▼▼▼

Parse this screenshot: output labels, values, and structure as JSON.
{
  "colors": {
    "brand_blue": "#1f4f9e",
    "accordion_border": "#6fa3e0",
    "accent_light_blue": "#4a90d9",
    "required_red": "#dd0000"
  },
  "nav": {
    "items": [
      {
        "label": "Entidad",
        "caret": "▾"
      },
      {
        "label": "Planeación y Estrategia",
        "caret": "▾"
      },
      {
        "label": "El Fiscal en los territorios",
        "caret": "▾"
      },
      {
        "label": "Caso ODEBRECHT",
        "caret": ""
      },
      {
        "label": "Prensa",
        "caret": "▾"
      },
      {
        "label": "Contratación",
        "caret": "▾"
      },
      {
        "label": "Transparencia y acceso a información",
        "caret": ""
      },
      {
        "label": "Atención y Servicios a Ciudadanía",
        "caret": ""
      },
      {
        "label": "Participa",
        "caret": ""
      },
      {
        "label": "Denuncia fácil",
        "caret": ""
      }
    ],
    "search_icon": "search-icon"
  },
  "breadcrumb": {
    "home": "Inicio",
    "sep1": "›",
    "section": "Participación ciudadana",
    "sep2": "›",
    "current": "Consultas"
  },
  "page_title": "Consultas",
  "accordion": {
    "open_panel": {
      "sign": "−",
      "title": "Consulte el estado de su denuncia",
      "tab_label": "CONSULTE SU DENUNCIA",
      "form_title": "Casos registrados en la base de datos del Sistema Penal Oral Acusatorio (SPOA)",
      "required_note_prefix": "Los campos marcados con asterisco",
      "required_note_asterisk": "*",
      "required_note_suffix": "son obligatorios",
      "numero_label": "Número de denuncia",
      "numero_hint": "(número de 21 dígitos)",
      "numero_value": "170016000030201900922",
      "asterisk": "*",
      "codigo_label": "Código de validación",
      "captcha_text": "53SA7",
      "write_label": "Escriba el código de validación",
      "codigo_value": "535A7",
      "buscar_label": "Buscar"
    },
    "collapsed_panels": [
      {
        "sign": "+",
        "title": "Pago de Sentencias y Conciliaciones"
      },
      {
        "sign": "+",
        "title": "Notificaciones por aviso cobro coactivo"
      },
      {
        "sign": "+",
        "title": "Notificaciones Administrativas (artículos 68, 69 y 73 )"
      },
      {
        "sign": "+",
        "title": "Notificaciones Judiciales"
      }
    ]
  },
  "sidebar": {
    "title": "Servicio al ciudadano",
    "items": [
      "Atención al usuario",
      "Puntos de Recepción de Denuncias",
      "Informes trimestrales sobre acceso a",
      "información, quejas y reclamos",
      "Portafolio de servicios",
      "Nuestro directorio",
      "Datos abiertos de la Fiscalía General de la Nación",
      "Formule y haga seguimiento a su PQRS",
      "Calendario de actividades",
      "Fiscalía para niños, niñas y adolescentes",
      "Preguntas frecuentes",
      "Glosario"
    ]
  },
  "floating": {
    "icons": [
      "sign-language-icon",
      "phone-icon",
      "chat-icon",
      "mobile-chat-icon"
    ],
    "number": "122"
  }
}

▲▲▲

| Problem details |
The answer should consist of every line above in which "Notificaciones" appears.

| Task response |
        "title": "Notificaciones por aviso cobro coactivo"
        "title": "Notificaciones Administrativas (artículos 68, 69 y 73 )"
        "title": "Notificaciones Judiciales"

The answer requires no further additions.